There are a lot of myths and misconceptions when it comes to writing online -- specifically Web content writing. Many of these misconceptions come from the print writing side of the fence, where (while things have improved dramatically over the last few years) there's still occasionally a feeling that Web writing just doesn't measure up.
That sentiment definitely played a role in what I'd consider to be the biggest misconception about freelance writing for the Web -- that you can't earn good money in Web content writing. What's worse is that this particular myth has unfortunately led to people justifying taking extremely low rates just because they consider projects to be quick and easy.
Now don't get me wrong. If you're happy with $10 for an article, by all means take it. I'm not in the mood to debate it as a business decision (blah, blah, blah -- been there, done that). What concerns me more is that there seems to be an underlying assumption that if you charge significantly more then you must have to spend hours upon hours writing to earn those rates.
That's not true.
You can earn ten times that much (and significantly more) writing Web content without having to spend hours on a single article. We're not talking magazine features here -- just SEO Web content.

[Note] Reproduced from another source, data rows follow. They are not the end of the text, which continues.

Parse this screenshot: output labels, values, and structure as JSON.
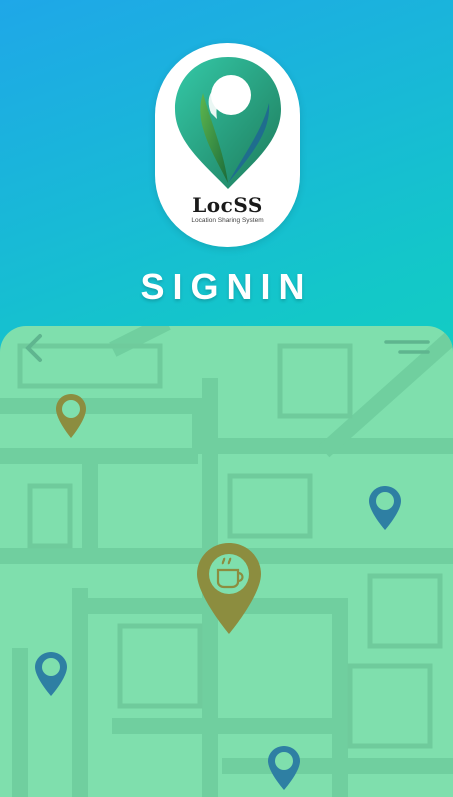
{
  "app": {
    "logo_text": "LocSS",
    "logo_subtitle": "Location Sharing System",
    "screen_title": "SIGNIN"
  },
  "map": {
    "pins": [
      {
        "name": "map-pin-olive-small",
        "color": "#8c8d3f"
      },
      {
        "name": "map-pin-blue-right",
        "color": "#2e7fa3"
      },
      {
        "name": "map-pin-cafe",
        "color": "#8c8d3f",
        "icon": "coffee-cup-icon"
      },
      {
        "name": "map-pin-blue-left",
        "color": "#2e7fa3"
      },
      {
        "name": "map-pin-blue-bottom",
        "color": "#2e7fa3"
      }
    ],
    "icons": [
      "back-chevron-icon",
      "menu-icon"
    ]
  },
  "colors": {
    "gradient_start": "#1fa7e8",
    "gradient_end": "#12e2ad",
    "map_background": "#7fdfad",
    "map_road": "#70cf9f",
    "pin_olive": "#8c8d3f",
    "pin_blue": "#2e7fa3"
  }
}
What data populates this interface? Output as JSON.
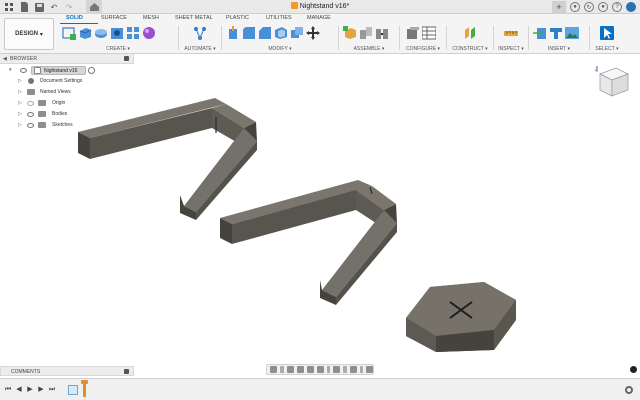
{
  "titlebar": {
    "document_title": "Nightstand v16*"
  },
  "workspace": {
    "label": "DESIGN"
  },
  "tabs": [
    {
      "label": "SOLID",
      "active": true
    },
    {
      "label": "SURFACE",
      "active": false
    },
    {
      "label": "MESH",
      "active": false
    },
    {
      "label": "SHEET METAL",
      "active": false
    },
    {
      "label": "PLASTIC",
      "active": false
    },
    {
      "label": "UTILITIES",
      "active": false
    },
    {
      "label": "MANAGE",
      "active": false
    }
  ],
  "tool_groups": [
    {
      "label": "CREATE ▾"
    },
    {
      "label": "AUTOMATE ▾"
    },
    {
      "label": "MODIFY ▾"
    },
    {
      "label": "ASSEMBLE ▾"
    },
    {
      "label": "CONFIGURE ▾"
    },
    {
      "label": "CONSTRUCT ▾"
    },
    {
      "label": "INSPECT ▾"
    },
    {
      "label": "INSERT ▾"
    },
    {
      "label": "SELECT ▾"
    }
  ],
  "browser": {
    "header": "BROWSER",
    "root": "Nightstand v16",
    "items": [
      {
        "label": "Document Settings"
      },
      {
        "label": "Named Views"
      },
      {
        "label": "Origin"
      },
      {
        "label": "Bodies"
      },
      {
        "label": "Sketches"
      }
    ]
  },
  "comments": {
    "header": "COMMENTS"
  },
  "colors": {
    "accent": "#0a6fc2",
    "body_face_top": "#6f6b63",
    "body_face_side": "#4f4c46",
    "timeline_marker": "#e58b2a",
    "fusion_logo": "#f39a2c"
  },
  "icons": {
    "file": "file-icon",
    "save": "save-icon",
    "undo": "undo-icon",
    "redo": "redo-icon",
    "home": "home-icon",
    "viewcube": "viewcube-icon",
    "settings": "gear-icon"
  }
}
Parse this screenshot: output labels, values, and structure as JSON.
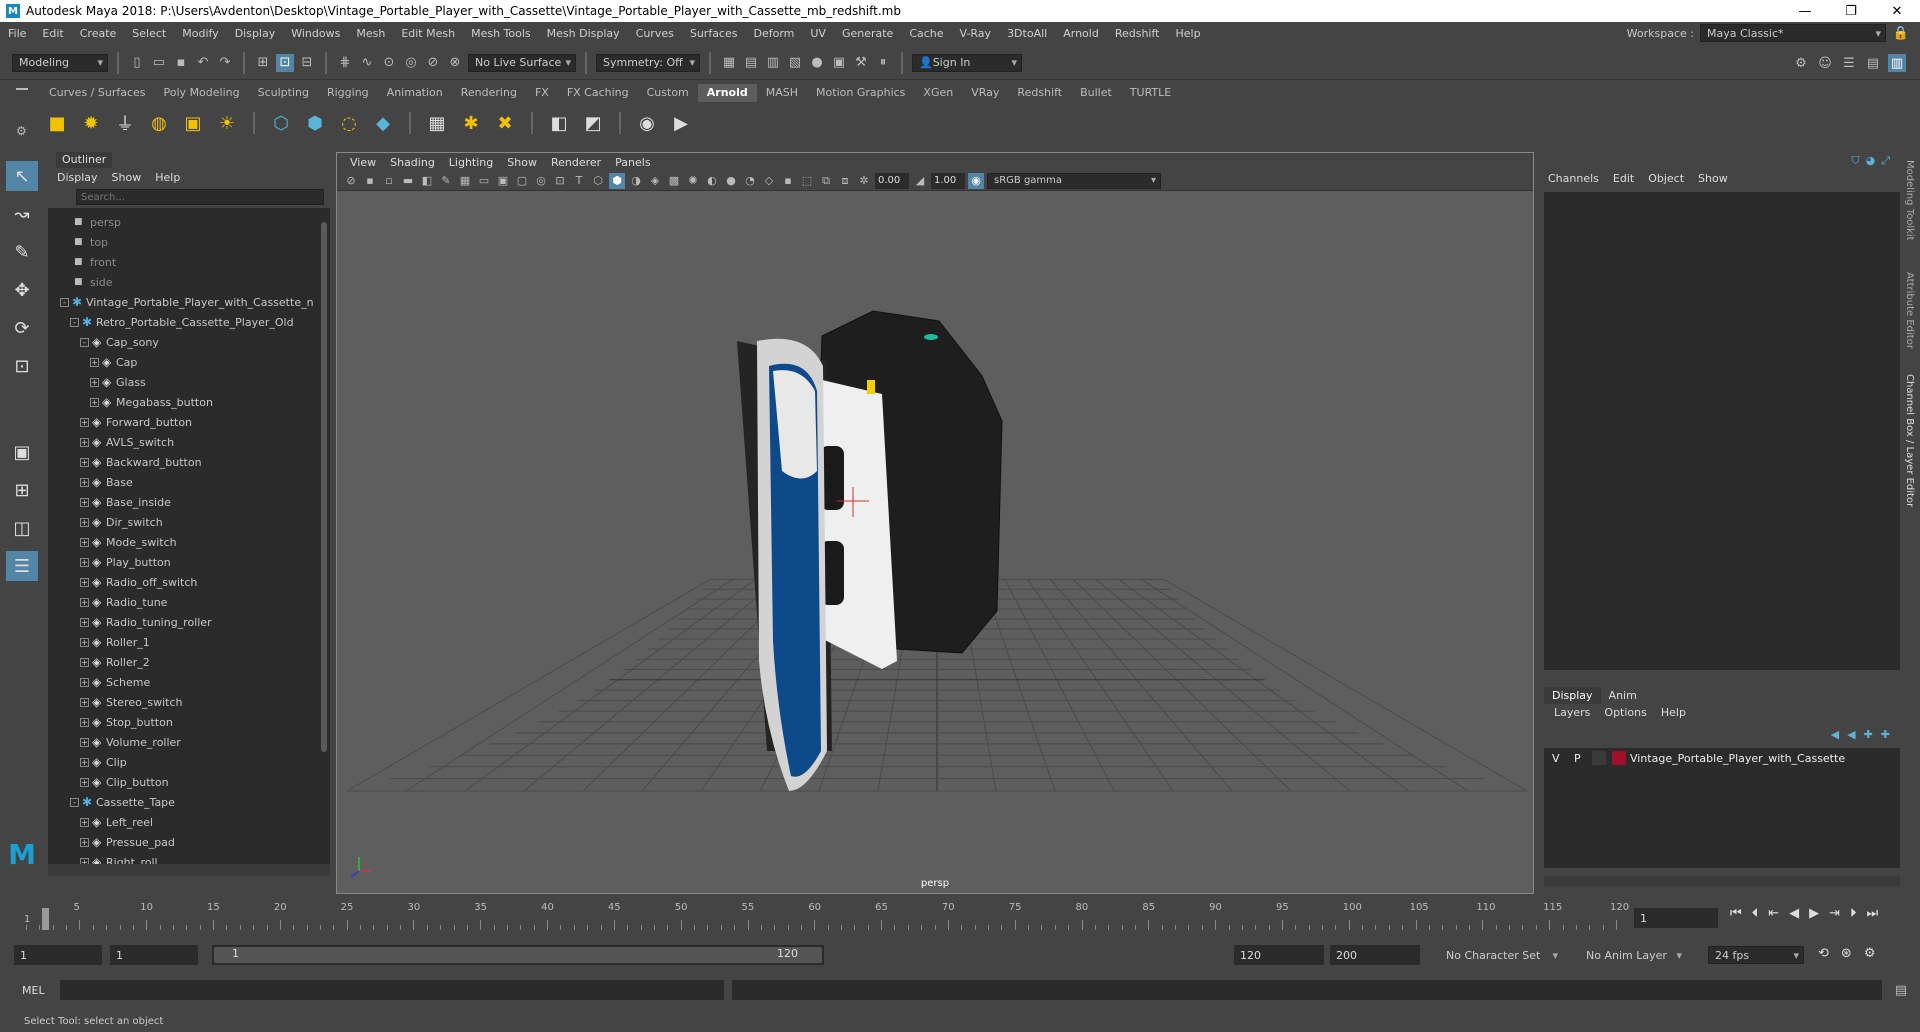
{
  "window": {
    "title": "Autodesk Maya 2018: P:\\Users\\Avdenton\\Desktop\\Vintage_Portable_Player_with_Cassette\\Vintage_Portable_Player_with_Cassette_mb_redshift.mb",
    "logo": "M",
    "minimize": "—",
    "maximize": "❐",
    "close": "✕"
  },
  "menubar": [
    "File",
    "Edit",
    "Create",
    "Select",
    "Modify",
    "Display",
    "Windows",
    "Mesh",
    "Edit Mesh",
    "Mesh Tools",
    "Mesh Display",
    "Curves",
    "Surfaces",
    "Deform",
    "UV",
    "Generate",
    "Cache",
    "V-Ray",
    "3DtoAll",
    "Arnold",
    "Redshift",
    "Help"
  ],
  "workspace": {
    "label": "Workspace :",
    "value": "Maya Classic*"
  },
  "status": {
    "mode": "Modeling",
    "live_surface": "No Live Surface",
    "symmetry": "Symmetry: Off",
    "sign_in": "Sign In"
  },
  "shelf_tabs": [
    "Curves / Surfaces",
    "Poly Modeling",
    "Sculpting",
    "Rigging",
    "Animation",
    "Rendering",
    "FX",
    "FX Caching",
    "Custom",
    "Arnold",
    "MASH",
    "Motion Graphics",
    "XGen",
    "VRay",
    "Redshift",
    "Bullet",
    "TURTLE"
  ],
  "shelf_active": "Arnold",
  "outliner": {
    "title": "Outliner",
    "menu": [
      "Display",
      "Show",
      "Help"
    ],
    "search_placeholder": "Search...",
    "items": [
      {
        "label": "persp",
        "type": "cam",
        "indent": 0
      },
      {
        "label": "top",
        "type": "cam",
        "indent": 0
      },
      {
        "label": "front",
        "type": "cam",
        "indent": 0
      },
      {
        "label": "side",
        "type": "cam",
        "indent": 0
      },
      {
        "label": "Vintage_Portable_Player_with_Cassette_n",
        "type": "group",
        "indent": 0,
        "exp": "-"
      },
      {
        "label": "Retro_Portable_Cassette_Player_Old",
        "type": "group",
        "indent": 1,
        "exp": "-"
      },
      {
        "label": "Cap_sony",
        "type": "mesh",
        "indent": 2,
        "exp": "-"
      },
      {
        "label": "Cap",
        "type": "mesh",
        "indent": 3,
        "exp": "+"
      },
      {
        "label": "Glass",
        "type": "mesh",
        "indent": 3,
        "exp": "+"
      },
      {
        "label": "Megabass_button",
        "type": "mesh",
        "indent": 3,
        "exp": "+"
      },
      {
        "label": "Forward_button",
        "type": "mesh",
        "indent": 2,
        "exp": "+"
      },
      {
        "label": "AVLS_switch",
        "type": "mesh",
        "indent": 2,
        "exp": "+"
      },
      {
        "label": "Backward_button",
        "type": "mesh",
        "indent": 2,
        "exp": "+"
      },
      {
        "label": "Base",
        "type": "mesh",
        "indent": 2,
        "exp": "+"
      },
      {
        "label": "Base_inside",
        "type": "mesh",
        "indent": 2,
        "exp": "+"
      },
      {
        "label": "Dir_switch",
        "type": "mesh",
        "indent": 2,
        "exp": "+"
      },
      {
        "label": "Mode_switch",
        "type": "mesh",
        "indent": 2,
        "exp": "+"
      },
      {
        "label": "Play_button",
        "type": "mesh",
        "indent": 2,
        "exp": "+"
      },
      {
        "label": "Radio_off_switch",
        "type": "mesh",
        "indent": 2,
        "exp": "+"
      },
      {
        "label": "Radio_tune",
        "type": "mesh",
        "indent": 2,
        "exp": "+"
      },
      {
        "label": "Radio_tuning_roller",
        "type": "mesh",
        "indent": 2,
        "exp": "+"
      },
      {
        "label": "Roller_1",
        "type": "mesh",
        "indent": 2,
        "exp": "+"
      },
      {
        "label": "Roller_2",
        "type": "mesh",
        "indent": 2,
        "exp": "+"
      },
      {
        "label": "Scheme",
        "type": "mesh",
        "indent": 2,
        "exp": "+"
      },
      {
        "label": "Stereo_switch",
        "type": "mesh",
        "indent": 2,
        "exp": "+"
      },
      {
        "label": "Stop_button",
        "type": "mesh",
        "indent": 2,
        "exp": "+"
      },
      {
        "label": "Volume_roller",
        "type": "mesh",
        "indent": 2,
        "exp": "+"
      },
      {
        "label": "Clip",
        "type": "mesh",
        "indent": 2,
        "exp": "+"
      },
      {
        "label": "Clip_button",
        "type": "mesh",
        "indent": 2,
        "exp": "+"
      },
      {
        "label": "Cassette_Tape",
        "type": "group",
        "indent": 1,
        "exp": "-"
      },
      {
        "label": "Left_reel",
        "type": "mesh",
        "indent": 2,
        "exp": "+"
      },
      {
        "label": "Pressue_pad",
        "type": "mesh",
        "indent": 2,
        "exp": "+"
      },
      {
        "label": "Right_roll",
        "type": "mesh",
        "indent": 2,
        "exp": "+"
      }
    ]
  },
  "viewport": {
    "menu": [
      "View",
      "Shading",
      "Lighting",
      "Show",
      "Renderer",
      "Panels"
    ],
    "exposure": "0.00",
    "gamma": "1.00",
    "color_space": "sRGB gamma",
    "camera": "persp"
  },
  "channelbox": {
    "menu": [
      "Channels",
      "Edit",
      "Object",
      "Show"
    ]
  },
  "layer_editor": {
    "tabs": [
      "Display",
      "Anim"
    ],
    "active_tab": "Display",
    "menu": [
      "Layers",
      "Options",
      "Help"
    ],
    "layer": {
      "v": "V",
      "p": "P",
      "name": "Vintage_Portable_Player_with_Cassette",
      "color": "#a0102a"
    }
  },
  "side_tabs": [
    "Modeling Toolkit",
    "Attribute Editor",
    "Channel Box / Layer Editor"
  ],
  "timeline": {
    "ticks": [
      "5",
      "10",
      "15",
      "20",
      "25",
      "30",
      "35",
      "40",
      "45",
      "50",
      "55",
      "60",
      "65",
      "70",
      "75",
      "80",
      "85",
      "90",
      "95",
      "100",
      "105",
      "110",
      "115",
      "120"
    ],
    "start_label": "1",
    "current_frame": "1"
  },
  "range": {
    "start": "1",
    "start2": "1",
    "range_start": "1",
    "range_end": "120",
    "end": "120",
    "anim_end": "200",
    "character_set": "No Character Set",
    "anim_layer": "No Anim Layer",
    "fps": "24 fps"
  },
  "command": {
    "label": "MEL"
  },
  "help_line": "Select Tool: select an object"
}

It also isn't that difficult to do. You need to focus on your specialty area and position yourself as an authoritative source (just like you'd do in copywriting, PR writing, technical writing, medical writing, etc.).
The real beauty of these gigs is that clients rarely want one piece (making the "content sites will give me lots of work so they're better" argument moot). They usually want content for all-out SEO campaigns (often meaning regular monthly contracts), and more and more companies and even bloggers are looking for writers who can add expert content with SEO flair. They're also willing to pay well for it.
I'm not really worried about the Web writers who choose the low paying route for themselves. More power to them (and less competition for the better gigs!). What I would like to explore more here though is the role Web content writing can play for those print writers who perhaps used to shun it.
I'm going to be working on a new free report in coming weeks, where I'll be talking to both freelance magazine writers and reasonably well-paid freelance Web content writers about how print writers can position themselves to land these decent Web writing gigs in the interim (between projects or as they're waiting for query responses).
If you fit into either of those groups, and you'd like to answer a few questions or take part in some other way, feel free to contact me at email@example.com. We'll be reaching out much more to freelance magazine writers through the New Year, and I'm hoping this report will serve as a fun and useful tool to show print writers and Web writers how similar they truly are in some ways, and how a magazine writer dabbling in Web writing is anything but "selling their soul."